Amphibious Crafts and High Energy Biscuits
by Michael Dytynyshyn, International Regional Manager - Haiti & West Africa
Samaritan’s Purse staffer Michael Dytynyshyn helped with logistics after Typhoon Haiyan, and had the privilege of delivering vital resources to students on Kinatarkan Island.
The sun was rising as I stepped from the shallow water onto the small boat that would bring me to Kinatarkan, a tiny island that had been hit hard by Typhoon Haiyan in the Philippines.The tide was out and the villagers were already digging for clams to feed their families or sell at the market that day. The experienced captain started up the old diesel engine, his nephew pushed the boat into deeper water, and we were off. In the distance I could see HMAS Tobruk, an Australian Navy ship, slowly disappearing in the distance. I had to get to Kinatarkan Island before them.
The previous day, the Australian Navy had delivered around 20 metric tons of High Energy Biscuits (HEB) that had been donated to the Bantayan Island typhoon victims by the World Food Program (WFP). It had been a laborious day unloading the landing ship at the dock and then transporting the commodities to the warehouse we were using. I was grateful for the hard work of all the sailors and the local disaster response volunteers who had worked tirelessly in the sun and heat to make it all happen.
But today was a different story. Our boat was running low on fuel, access to Kinatarkan was difficult, the HEB were going to be delivered to the island’s schools, and I had to be there to receive it on behalf of Samaritan’s Purse. The journey from Bantayan is usually around 1.5 hours if the sea isn’t too choppy. This morning the sea was smooth, and after about 45 minutes I could see our destination off in the distance.

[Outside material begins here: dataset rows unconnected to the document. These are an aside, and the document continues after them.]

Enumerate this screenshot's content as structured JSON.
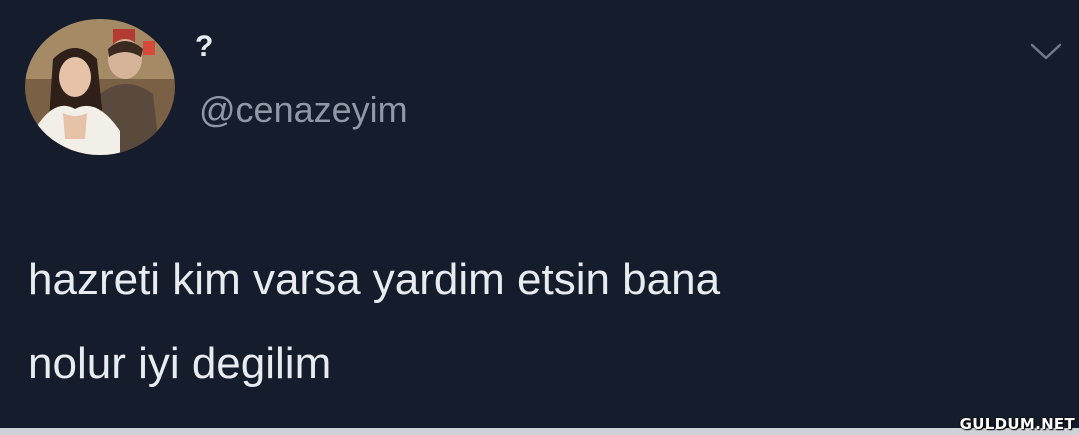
{
  "tweet": {
    "display_name": "?",
    "handle": "@cenazeyim",
    "lines": [
      "hazreti kim varsa yardim etsin bana",
      "nolur iyi degilim"
    ]
  },
  "icons": {
    "avatar": "profile-photo",
    "menu": "chevron-down-icon"
  },
  "watermark": "GULDUM.NET",
  "colors": {
    "background": "#151c2b",
    "text": "#e8ebef",
    "handle": "#8e99a5",
    "chevron": "#6f7a87"
  }
}
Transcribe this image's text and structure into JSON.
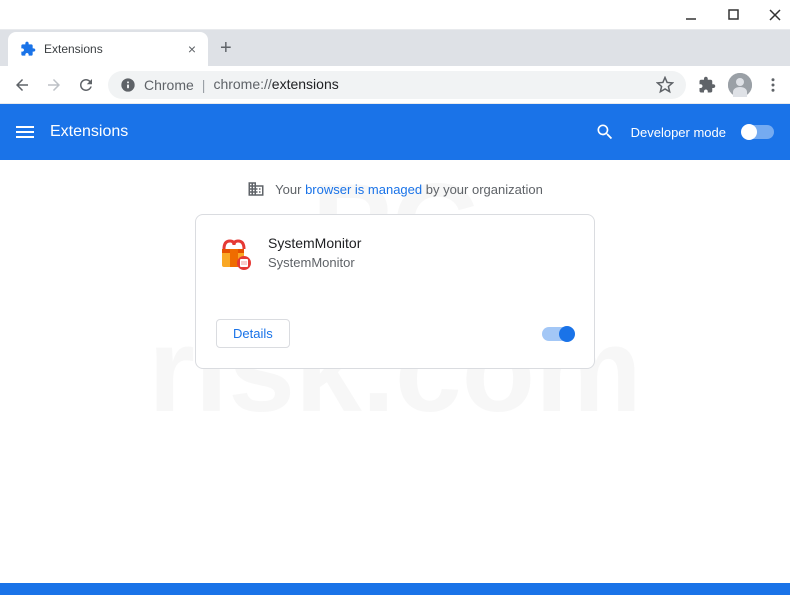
{
  "tab": {
    "title": "Extensions"
  },
  "url": {
    "prefix": "Chrome",
    "path_base": "chrome://",
    "path_bold": "extensions"
  },
  "header": {
    "title": "Extensions",
    "dev_mode_label": "Developer mode"
  },
  "managed_notice": {
    "prefix": "Your ",
    "link": "browser is managed",
    "suffix": " by your organization"
  },
  "extension": {
    "name": "SystemMonitor",
    "description": "SystemMonitor",
    "details_label": "Details"
  }
}
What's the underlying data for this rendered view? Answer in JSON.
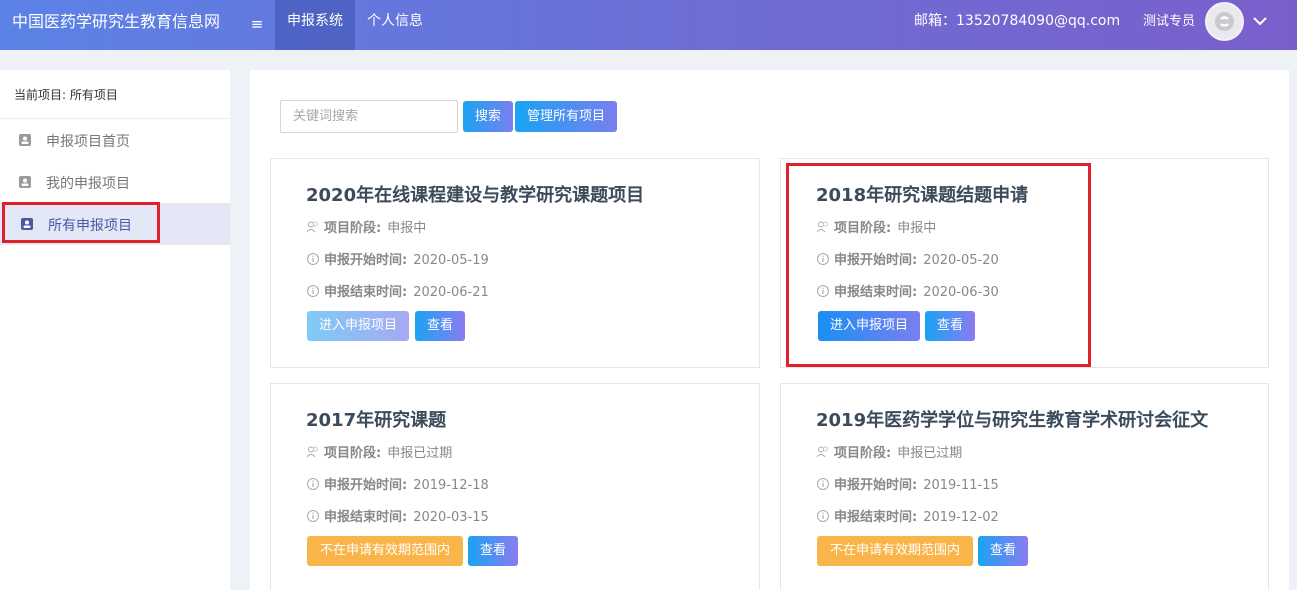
{
  "header": {
    "brand": "中国医药学研究生教育信息网",
    "menu_icon": "≡",
    "tabs": [
      "申报系统",
      "个人信息"
    ],
    "email": "邮箱：13520784090@qq.com",
    "username": "测试专员"
  },
  "sidebar": {
    "current_project": "当前项目: 所有项目",
    "items": [
      {
        "label": "申报项目首页",
        "icon": "user-badge-icon"
      },
      {
        "label": "我的申报项目",
        "icon": "user-badge-icon"
      },
      {
        "label": "所有申报项目",
        "icon": "user-badge-icon",
        "active": true
      }
    ]
  },
  "search": {
    "placeholder": "关键词搜索",
    "value": "",
    "search_label": "搜索",
    "manage_label": "管理所有项目"
  },
  "cards": [
    {
      "title": "2020年在线课程建设与教学研究课题项目",
      "stage_label": "项目阶段:",
      "stage": "申报中",
      "start_label": "申报开始时间:",
      "start": "2020-05-19",
      "end_label": "申报结束时间:",
      "end": "2020-06-21",
      "primary_label": "进入申报项目",
      "view_label": "查看"
    },
    {
      "title": "2018年研究课题结题申请",
      "stage_label": "项目阶段:",
      "stage": "申报中",
      "start_label": "申报开始时间:",
      "start": "2020-05-20",
      "end_label": "申报结束时间:",
      "end": "2020-06-30",
      "primary_label": "进入申报项目",
      "view_label": "查看"
    },
    {
      "title": "2017年研究课题",
      "stage_label": "项目阶段:",
      "stage": "申报已过期",
      "start_label": "申报开始时间:",
      "start": "2019-12-18",
      "end_label": "申报结束时间:",
      "end": "2020-03-15",
      "primary_label": "不在申请有效期范围内",
      "view_label": "查看"
    },
    {
      "title": "2019年医药学学位与研究生教育学术研讨会征文",
      "stage_label": "项目阶段:",
      "stage": "申报已过期",
      "start_label": "申报开始时间:",
      "start": "2019-11-15",
      "end_label": "申报结束时间:",
      "end": "2019-12-02",
      "primary_label": "不在申请有效期范围内",
      "view_label": "查看"
    }
  ],
  "colors": {
    "header_start": "#5b82e6",
    "header_end": "#7a5fcb",
    "highlight": "#e0202a",
    "expired_button": "#f9b54a"
  }
}
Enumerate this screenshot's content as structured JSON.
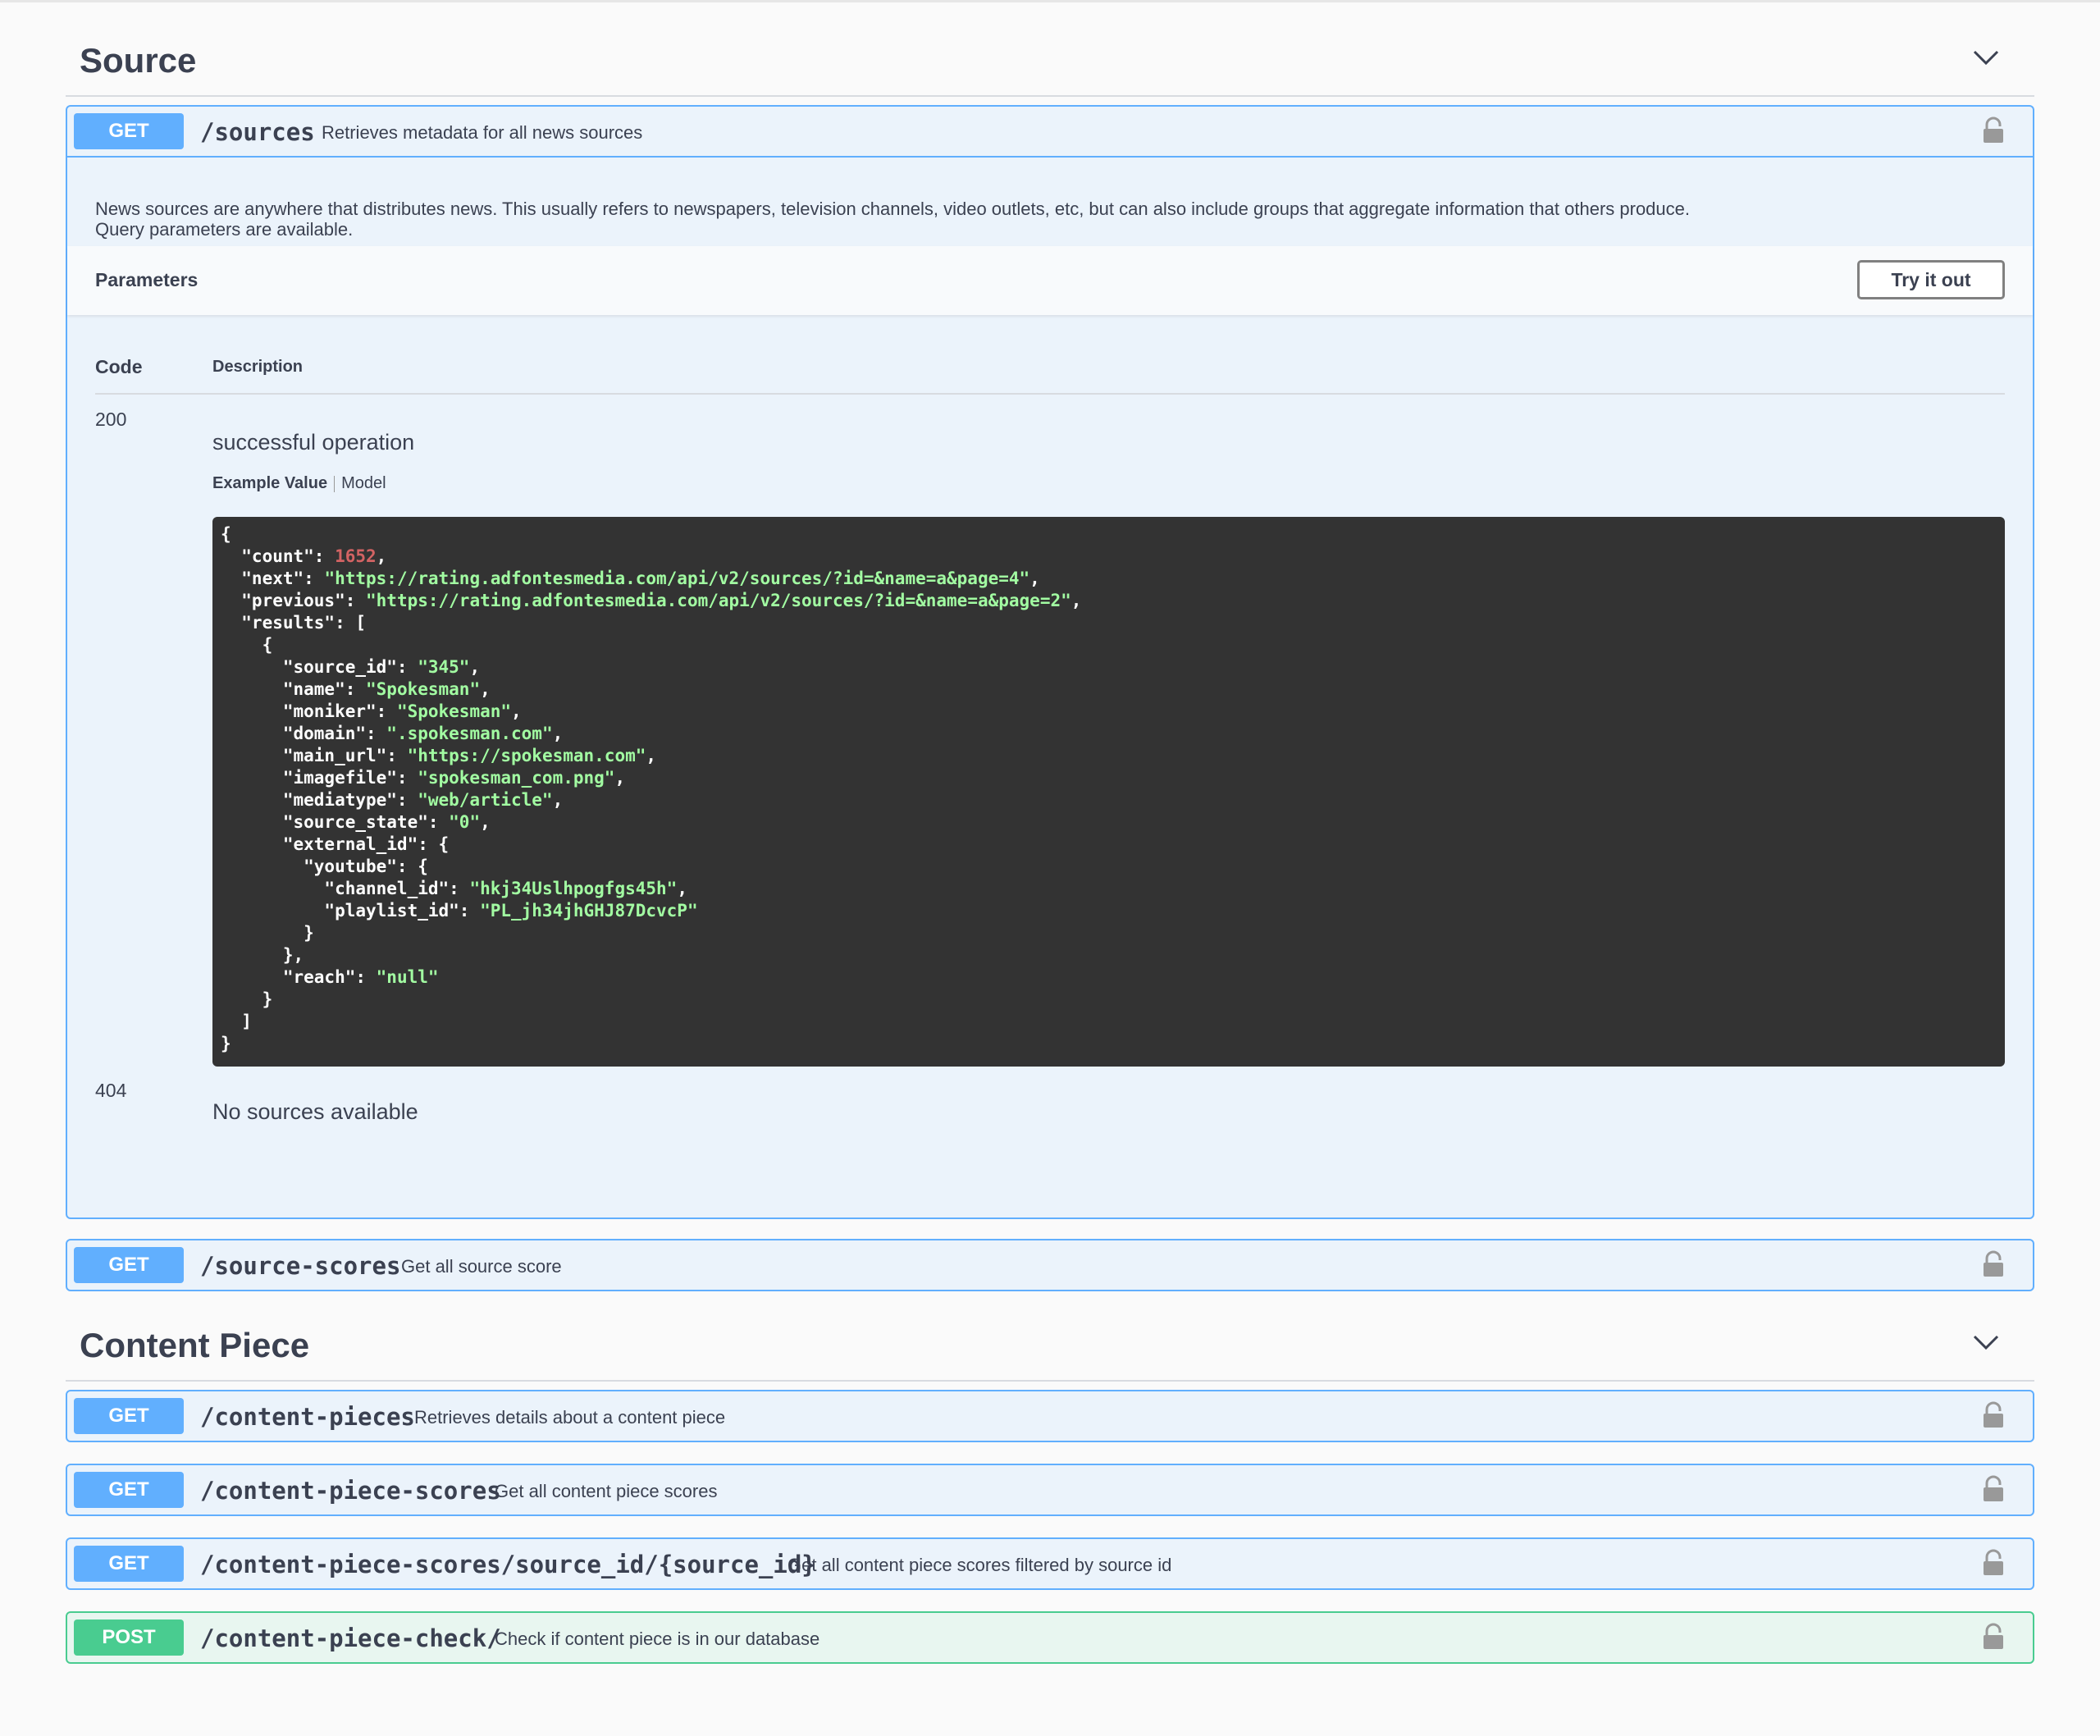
{
  "sections": [
    {
      "title": "Source"
    },
    {
      "title": "Content Piece"
    }
  ],
  "icons": {
    "chevron": "chevron-down-icon",
    "lock": "lock-icon"
  },
  "colors": {
    "get": "#61affe",
    "post": "#49cc90",
    "code_bg": "#333333",
    "string": "#a2fca2",
    "number": "#d36363"
  },
  "source_ops": [
    {
      "method": "GET",
      "path": "/sources",
      "summary": "Retrieves metadata for all news sources",
      "description_line1": "News sources are anywhere that distributes news. This usually refers to newspapers, television channels, video outlets, etc, but can also include groups that aggregate information that others produce.",
      "description_line2": "Query parameters are available.",
      "parameters_label": "Parameters",
      "try_label": "Try it out",
      "responses_code_header": "Code",
      "responses_desc_header": "Description",
      "responses": [
        {
          "code": "200",
          "description": "successful operation"
        },
        {
          "code": "404",
          "description": "No sources available"
        }
      ],
      "example_value_label": "Example Value",
      "model_label": "Model",
      "example": {
        "count": "1652",
        "next": "\"https://rating.adfontesmedia.com/api/v2/sources/?id=&name=a&page=4\"",
        "previous": "\"https://rating.adfontesmedia.com/api/v2/sources/?id=&name=a&page=2\"",
        "source_id": "\"345\"",
        "name": "\"Spokesman\"",
        "moniker": "\"Spokesman\"",
        "domain": "\".spokesman.com\"",
        "main_url": "\"https://spokesman.com\"",
        "imagefile": "\"spokesman_com.png\"",
        "mediatype": "\"web/article\"",
        "source_state": "\"0\"",
        "channel_id": "\"hkj34Uslhpogfgs45h\"",
        "playlist_id": "\"PL_jh34jhGHJ87DcvcP\"",
        "reach": "\"null\""
      }
    },
    {
      "method": "GET",
      "path": "/source-scores",
      "summary": "Get all source score"
    }
  ],
  "content_ops": [
    {
      "method": "GET",
      "path": "/content-pieces",
      "summary": "Retrieves details about a content piece"
    },
    {
      "method": "GET",
      "path": "/content-piece-scores",
      "summary": "Get all content piece scores"
    },
    {
      "method": "GET",
      "path": "/content-piece-scores/source_id/{source_id}",
      "summary": "Get all content piece scores filtered by source id"
    },
    {
      "method": "POST",
      "path": "/content-piece-check/",
      "summary": "Check if content piece is in our database"
    }
  ]
}
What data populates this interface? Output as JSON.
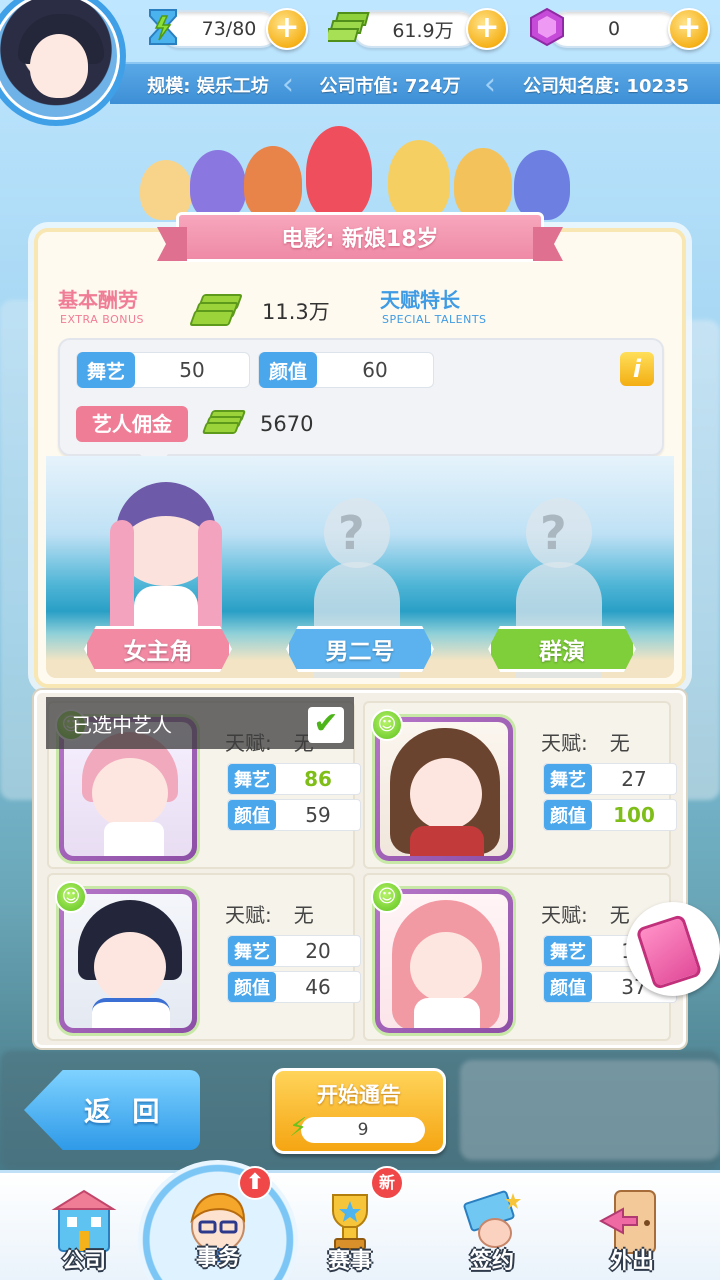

HMAS Tobruk was setting anchor a ways away because of the shallowness of the water.
Then, without warning, the engine of our small boat began to putter and then died. I wasn’t surprised, as the boats here have seen better days—but this was not the time! The last thing I needed was to be helplessly stranded in the middle of the ocean, waves tossing the boat up and down, with a meeting ahead that I couldn’t miss! I chuckled—there was absolutely nothing I could do. But I knew God was in control.
After 10-15 minutes of fiddling with the engine, the captain was finally able to get the boat going again. I could see two of the Australian Navy’s amphibious crafts leaving the main ship and heading to the island. We arrived on the beach at the exact same time as the Australian vehicles! I couldn’t help but smile—my conviction that God was in control had been confirmed.
The whole village gathered around as the amphibious crafts drove out of the water and onto the beach. On an island with no functioning vehicles or any transportation infrastructure whatsoever, this was a sight to see. The Australians pulled into the main square and unloaded the HEB pallets with enthusiasm. Everyone was so excited to be able to help in the relief efforts.
Then, as quickly as they’d arrived, the crafts departed—receiving many “Thank you’s!” from the villagers. It was my turn to arrange motorcycle transportation of all the boxes to the island’s four schools. Three hours later, all the HEB were in the principals’ hands, and each child would receive a pack per day for the next two weeks.
It was rewarding to be able to serve alongside the community leaders, Australian Navy, and WFP staff. As the children and teachers thanked me for the relief goods, I was thinking how privileged I was to be able to help out. I thought of all the donors in Canada and around the world who had made the day possible. I left the island with a full heart—and of course there wasn’t a single glitch on the ride home.